For example, a placebo-controlled, single-blind trial of forty-five people with tennis elbow compared the effectiveness of real and sham acupuncture given twice weekly for ten weeks. The results showed significant improvement in pain intensity and ability to use the elbow among those who received real acupuncture. Good results were also seen in a placebo-controlled study of forty-eight people with tennis elbow.
Another study compared superficial insertion of acupuncture needles (sham treatment insertion) with normal deep insertion in eighty-two people with tennis elbow. The results showed greater improvement among the participants treated with deep acupuncture, in the short-term. However, the difference was only temporary; by the three-month follow-up, both groups had pain to the same extent.
Benefits have also been seen in studies of people with tendonitis in the shoulder. A trial of fifty-two people with rotator cuff (shoulder) tendonitis found acupuncture more effective than sham acupuncture. Another study compared superficial to deep-insertion acupuncture in forty-four participants with shoulder pain and also found relative benefits. In this trial, the results of deep acupuncture endured for a minimum of three months.
Laser acupuncture is a widely used substitute for needle acupuncture, but it may not be effective. A double-blind study of forty-nine people with tennis elbow failed to find ten treatments with laser acupuncture more effective than the same number of treatments using fake laser acupuncture. Another study of fifty-eight persons with the same condition found laser acupuncture to be no more effective than ultrasound treatments or wearing a brace.
A form of massage called deep transverse friction massage has shown some promise for tendonitis, but the research record is too weak to draw conclusions. Similarly, oscillating-energy manual therapy, an osteopathic technique based on the principle of craniosacral therapy, may be beneficial for tennis elbow (tennis elbow or lateral epicondylitis), but more research is required to be sure.
The supplements glucosamine and chondroitin are widely used for the treatment of osteoarthritis. Evidence suggests that they may work by enhancing the production of substances that keep cartilage healthy and flexible. On this basis, they have also been recommended for treating or preventing tendonitis. However, there is no direct evidence that they work.
The herb white willow contains a substance called salicin, which is quite similar to aspirin.
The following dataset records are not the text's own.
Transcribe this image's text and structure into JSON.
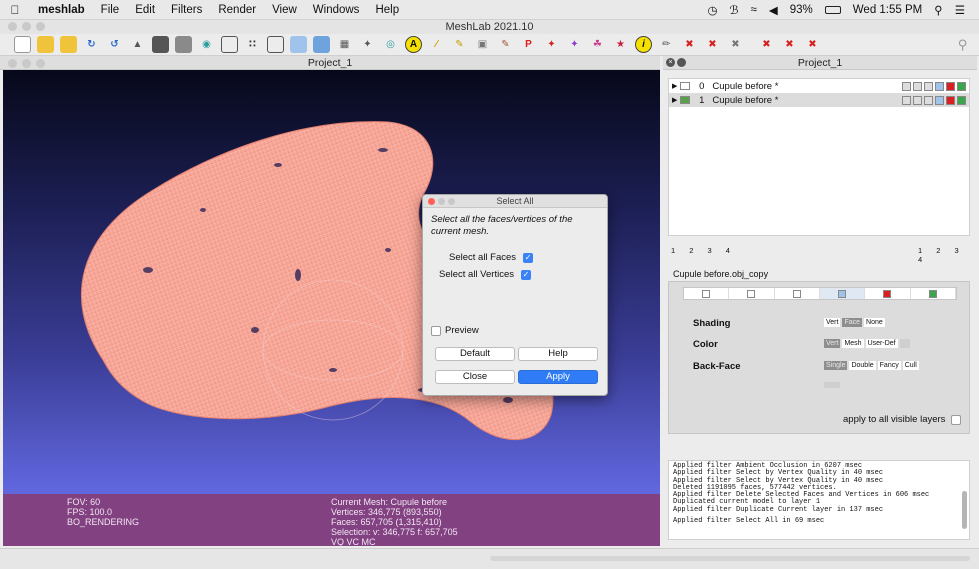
{
  "menubar": {
    "app_name": "meshlab",
    "menus": [
      "File",
      "Edit",
      "Filters",
      "Render",
      "View",
      "Windows",
      "Help"
    ],
    "battery": "93%",
    "clock": "Wed 1:55 PM"
  },
  "window": {
    "title": "MeshLab 2021.10"
  },
  "viewport": {
    "title": "Project_1"
  },
  "side_panel": {
    "title": "Project_1"
  },
  "hud": {
    "fov": "FOV: 60",
    "fps": "FPS:  100.0",
    "mode": "BO_RENDERING",
    "current_mesh": "Current Mesh: Cupule before",
    "vertices": "Vertices: 346,775    (893,550)",
    "faces": "Faces: 657,705    (1,315,410)",
    "selection": "Selection: v: 346,775 f: 657,705",
    "flags": "VQ VC MC"
  },
  "dialog": {
    "title": "Select All",
    "description": "Select all the faces/vertices of the current mesh.",
    "select_faces_label": "Select all Faces",
    "select_faces_checked": true,
    "select_vertices_label": "Select all Vertices",
    "select_vertices_checked": true,
    "preview_label": "Preview",
    "preview_checked": false,
    "default_button": "Default",
    "help_button": "Help",
    "close_button": "Close",
    "apply_button": "Apply"
  },
  "layers": [
    {
      "index": "0",
      "name": "Cupule before *",
      "selected": false
    },
    {
      "index": "1",
      "name": "Cupule before *",
      "selected": true
    }
  ],
  "layer_pages_left": "1 2 3 4",
  "layer_pages_right": "1 2 3 4",
  "render_panel": {
    "layer_label": "Cupule before.obj_copy",
    "shading_label": "Shading",
    "shading_options": [
      "Vert",
      "Face",
      "None"
    ],
    "shading_selected": "Face",
    "color_label": "Color",
    "color_options": [
      "Vert",
      "Mesh",
      "User-Def"
    ],
    "color_selected": "Vert",
    "backface_label": "Back-Face",
    "backface_options": [
      "Single",
      "Double",
      "Fancy",
      "Cull"
    ],
    "backface_selected": "Single",
    "apply_all_label": "apply to all visible layers"
  },
  "log": [
    "Applied filter Ambient Occlusion in 6207 msec",
    "Applied filter Select by Vertex Quality in 40 msec",
    "Applied filter Select by Vertex Quality in 40 msec",
    "Deleted 1191095 faces, 577442 vertices.",
    "Applied filter Delete Selected Faces and Vertices in 606 msec",
    "Duplicated current model to layer 1",
    "Applied filter Duplicate Current layer in 137 msec",
    "",
    "Applied filter Select All in 69 msec"
  ],
  "colors": {
    "mesh": "#f59d8e",
    "hud_bg": "#843e78",
    "accent": "#2f7cf6"
  }
}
It seems likely that appropriate doses of the herb might offer some symptomatic relief for tendonitis.
Other natural treatments sometimes recommended for tendonitis, but which lack scientific substantiation for that purpose, include prolotherapy and the following herbs and supplements: Arnica, boswellia, bromelain, citrus bioflavonoids, creatine, devil’s claw, horse chestnut, manganese, oligomeric proanthocyanidin complexes, oxerutins, proteolytic enzymes, and vitamin C.
Bisset, L., et al. “A Systematic Review and Meta-analysis of Clinical Trials on Physical Interventions for Lateral Epicondylalgia.” British Journal of Sports Medicine 39 (2005): 411-422.
Ceecherelli, F., et al. “Comparison Between Superficial and Deep Acupuncture in the Treatment of the Shoulder’s Myofascial Pain.” Acupuncture and Electro-therapeutics Research 26 (2001): 229-238.
Fink, M., et al. “Acupuncture in Chronic Epicondylitis.” Rheumatology 41 (2002): 205-209.
Nourbakhsh, M. R., and F. J. Fearon. “The Effect of Oscillating-Energy Manual Therapy on Lateral Epicondylitis.” Journal of Hand Therapy 21 (2008): 4-14.
Oken, O., et al. “The Short-Term Efficacy of Laser, Brace, and Ultrasound Treatment in Lateral Epicondylitis.” Journal of Hand Therapy 21 (2008): 63-68.
Trinh, K. V., et al. “Acupuncture for the Alleviation of Lateral Epicondyle Pain.” Rheumatology 43 (2004): 1085-1090.